Exercise description:
Within the records, tally the lines that contain "PELLENTESQUE" and reply with that number only.

Element data from apps and pages:
......
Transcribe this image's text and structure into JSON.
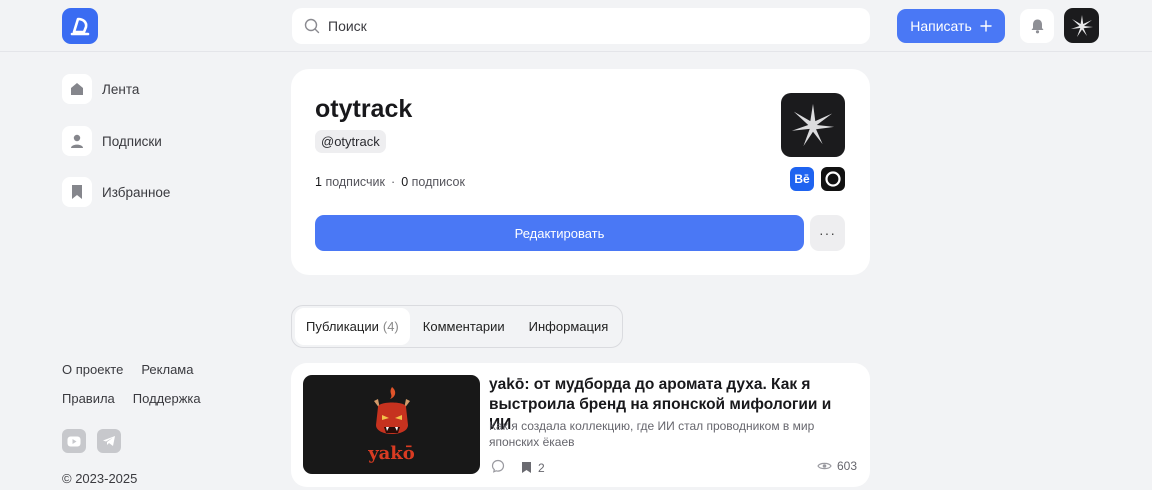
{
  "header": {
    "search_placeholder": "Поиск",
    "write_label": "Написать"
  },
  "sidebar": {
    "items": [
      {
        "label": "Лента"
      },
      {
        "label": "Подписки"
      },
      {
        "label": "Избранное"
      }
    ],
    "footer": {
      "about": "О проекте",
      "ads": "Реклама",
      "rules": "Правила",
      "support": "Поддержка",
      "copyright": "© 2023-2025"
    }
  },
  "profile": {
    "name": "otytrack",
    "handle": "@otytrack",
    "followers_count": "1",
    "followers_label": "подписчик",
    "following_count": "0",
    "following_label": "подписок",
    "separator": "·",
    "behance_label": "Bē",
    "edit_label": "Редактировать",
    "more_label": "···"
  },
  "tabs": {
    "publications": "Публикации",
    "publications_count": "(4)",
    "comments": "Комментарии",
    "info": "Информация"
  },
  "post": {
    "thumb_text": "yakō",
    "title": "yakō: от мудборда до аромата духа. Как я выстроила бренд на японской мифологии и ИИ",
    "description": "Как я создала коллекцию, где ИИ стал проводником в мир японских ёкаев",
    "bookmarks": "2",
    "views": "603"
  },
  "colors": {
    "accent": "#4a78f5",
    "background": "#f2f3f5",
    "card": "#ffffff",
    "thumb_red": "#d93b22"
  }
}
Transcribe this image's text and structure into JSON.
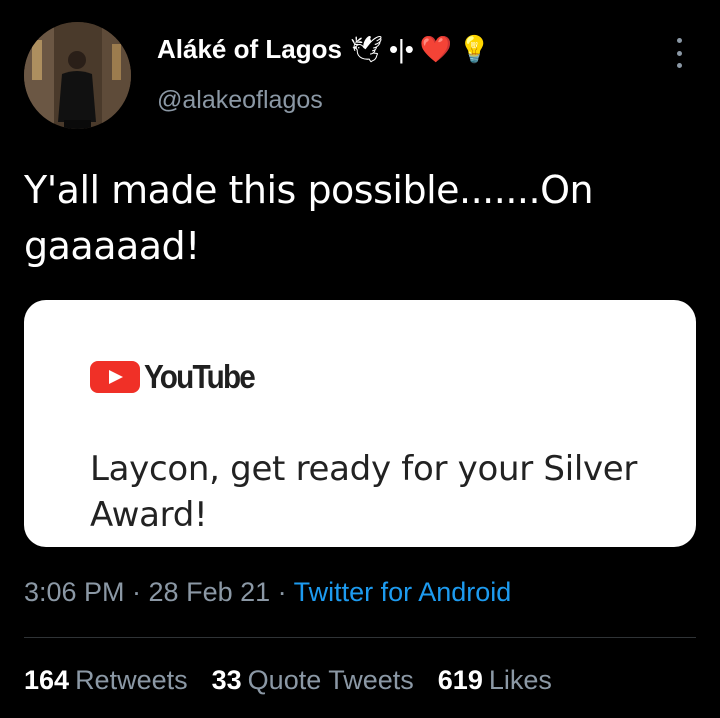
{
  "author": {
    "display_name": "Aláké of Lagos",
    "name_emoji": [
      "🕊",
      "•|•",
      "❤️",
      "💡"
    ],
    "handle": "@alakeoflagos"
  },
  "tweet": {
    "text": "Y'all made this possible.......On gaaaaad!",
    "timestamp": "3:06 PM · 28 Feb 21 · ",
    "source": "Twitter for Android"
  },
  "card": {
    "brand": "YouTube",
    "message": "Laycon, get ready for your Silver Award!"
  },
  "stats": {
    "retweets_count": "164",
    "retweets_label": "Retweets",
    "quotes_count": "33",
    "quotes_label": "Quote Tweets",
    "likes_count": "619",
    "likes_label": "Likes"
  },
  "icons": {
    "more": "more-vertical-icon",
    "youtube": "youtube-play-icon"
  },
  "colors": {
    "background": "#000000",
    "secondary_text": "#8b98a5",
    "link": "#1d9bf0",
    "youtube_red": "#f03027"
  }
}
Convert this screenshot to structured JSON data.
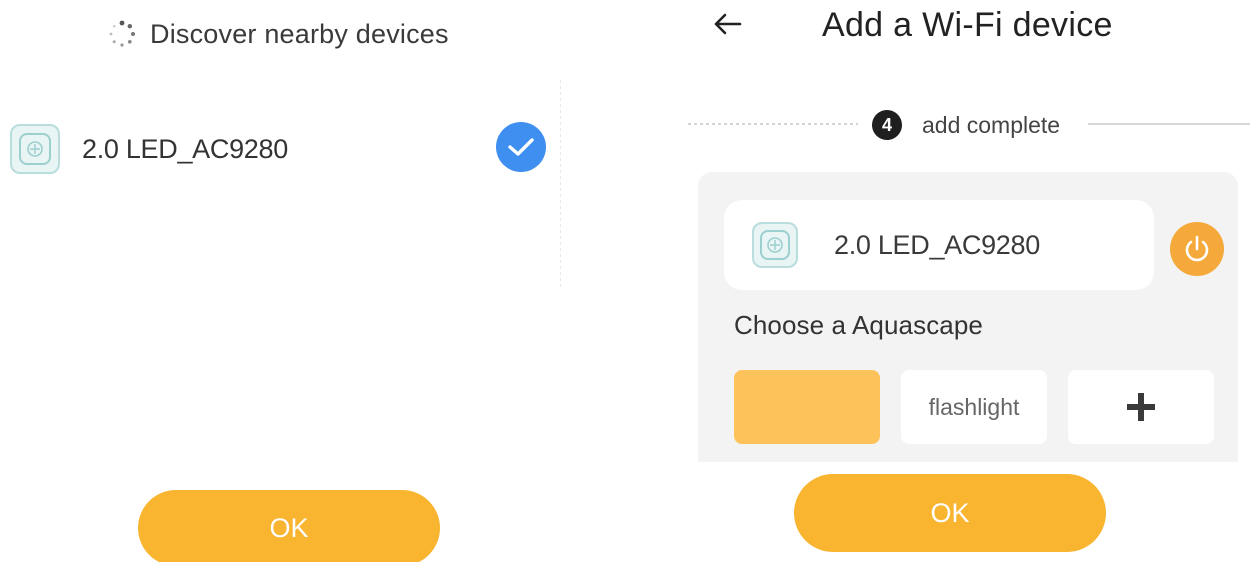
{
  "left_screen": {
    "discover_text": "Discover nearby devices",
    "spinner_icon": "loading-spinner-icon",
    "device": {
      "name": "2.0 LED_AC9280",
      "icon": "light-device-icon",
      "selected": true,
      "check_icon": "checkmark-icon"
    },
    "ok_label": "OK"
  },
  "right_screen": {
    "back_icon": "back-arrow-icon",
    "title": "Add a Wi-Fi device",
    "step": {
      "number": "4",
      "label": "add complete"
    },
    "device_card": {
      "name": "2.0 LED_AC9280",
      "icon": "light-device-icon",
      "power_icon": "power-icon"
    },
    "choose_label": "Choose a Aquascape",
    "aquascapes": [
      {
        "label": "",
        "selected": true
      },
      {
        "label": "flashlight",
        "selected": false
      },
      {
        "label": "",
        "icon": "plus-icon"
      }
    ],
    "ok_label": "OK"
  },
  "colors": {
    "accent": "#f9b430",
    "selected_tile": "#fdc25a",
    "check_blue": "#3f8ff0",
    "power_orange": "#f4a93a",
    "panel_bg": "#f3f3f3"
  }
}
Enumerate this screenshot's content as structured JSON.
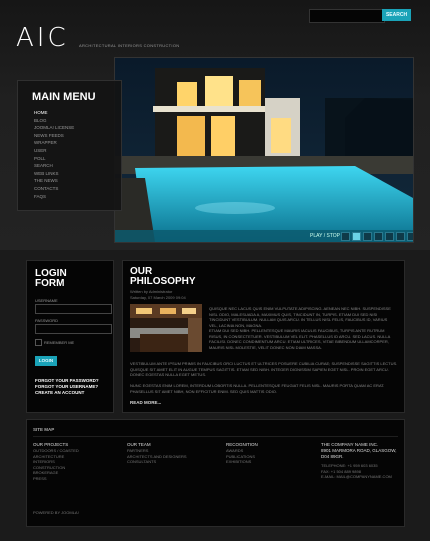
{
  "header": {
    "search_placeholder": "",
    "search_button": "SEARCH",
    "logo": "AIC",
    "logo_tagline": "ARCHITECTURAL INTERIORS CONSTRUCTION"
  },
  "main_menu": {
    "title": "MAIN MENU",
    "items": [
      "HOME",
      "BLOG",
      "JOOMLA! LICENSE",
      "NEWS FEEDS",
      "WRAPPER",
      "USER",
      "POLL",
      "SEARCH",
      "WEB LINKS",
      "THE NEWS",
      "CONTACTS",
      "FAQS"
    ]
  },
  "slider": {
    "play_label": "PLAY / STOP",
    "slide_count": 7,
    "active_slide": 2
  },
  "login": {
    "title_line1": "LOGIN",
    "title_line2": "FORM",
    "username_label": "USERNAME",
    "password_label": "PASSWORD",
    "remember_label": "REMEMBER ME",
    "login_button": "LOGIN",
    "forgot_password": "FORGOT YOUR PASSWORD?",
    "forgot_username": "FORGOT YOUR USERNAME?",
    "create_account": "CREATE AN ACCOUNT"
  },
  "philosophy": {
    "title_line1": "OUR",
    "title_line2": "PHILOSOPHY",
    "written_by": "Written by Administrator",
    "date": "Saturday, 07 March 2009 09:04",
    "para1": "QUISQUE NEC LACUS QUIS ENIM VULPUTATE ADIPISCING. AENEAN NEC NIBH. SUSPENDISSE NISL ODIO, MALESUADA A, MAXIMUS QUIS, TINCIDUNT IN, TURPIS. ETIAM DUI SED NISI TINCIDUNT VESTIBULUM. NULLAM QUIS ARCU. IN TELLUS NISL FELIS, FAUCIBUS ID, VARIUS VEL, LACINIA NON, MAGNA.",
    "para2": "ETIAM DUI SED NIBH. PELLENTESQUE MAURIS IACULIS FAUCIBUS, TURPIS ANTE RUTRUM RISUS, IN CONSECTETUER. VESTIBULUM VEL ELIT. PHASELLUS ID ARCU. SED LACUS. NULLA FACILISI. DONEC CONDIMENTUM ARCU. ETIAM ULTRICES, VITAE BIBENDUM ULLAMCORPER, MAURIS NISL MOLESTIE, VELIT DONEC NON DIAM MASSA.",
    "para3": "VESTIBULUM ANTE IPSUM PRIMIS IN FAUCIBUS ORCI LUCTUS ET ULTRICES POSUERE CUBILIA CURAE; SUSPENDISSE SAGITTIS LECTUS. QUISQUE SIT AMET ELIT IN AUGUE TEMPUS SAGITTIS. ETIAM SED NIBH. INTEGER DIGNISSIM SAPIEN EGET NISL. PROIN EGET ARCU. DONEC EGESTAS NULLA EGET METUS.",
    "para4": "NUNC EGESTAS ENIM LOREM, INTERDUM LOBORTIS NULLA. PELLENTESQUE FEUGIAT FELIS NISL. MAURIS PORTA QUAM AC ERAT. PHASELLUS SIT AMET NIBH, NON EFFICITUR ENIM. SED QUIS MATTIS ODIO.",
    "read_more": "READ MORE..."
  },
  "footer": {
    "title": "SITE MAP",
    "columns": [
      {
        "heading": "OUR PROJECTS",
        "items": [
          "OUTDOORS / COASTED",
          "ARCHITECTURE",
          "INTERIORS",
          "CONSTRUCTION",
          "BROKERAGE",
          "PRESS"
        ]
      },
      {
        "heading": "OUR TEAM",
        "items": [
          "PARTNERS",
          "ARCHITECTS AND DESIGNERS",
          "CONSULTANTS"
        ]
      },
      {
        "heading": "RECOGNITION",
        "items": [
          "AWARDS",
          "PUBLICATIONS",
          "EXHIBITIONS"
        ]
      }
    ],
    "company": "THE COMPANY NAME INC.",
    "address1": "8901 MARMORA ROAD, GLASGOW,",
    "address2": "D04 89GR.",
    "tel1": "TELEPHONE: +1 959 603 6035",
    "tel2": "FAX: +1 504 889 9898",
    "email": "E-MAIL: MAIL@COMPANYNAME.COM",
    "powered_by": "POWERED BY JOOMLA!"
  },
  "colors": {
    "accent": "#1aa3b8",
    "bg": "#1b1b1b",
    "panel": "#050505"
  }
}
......
Written answer:
2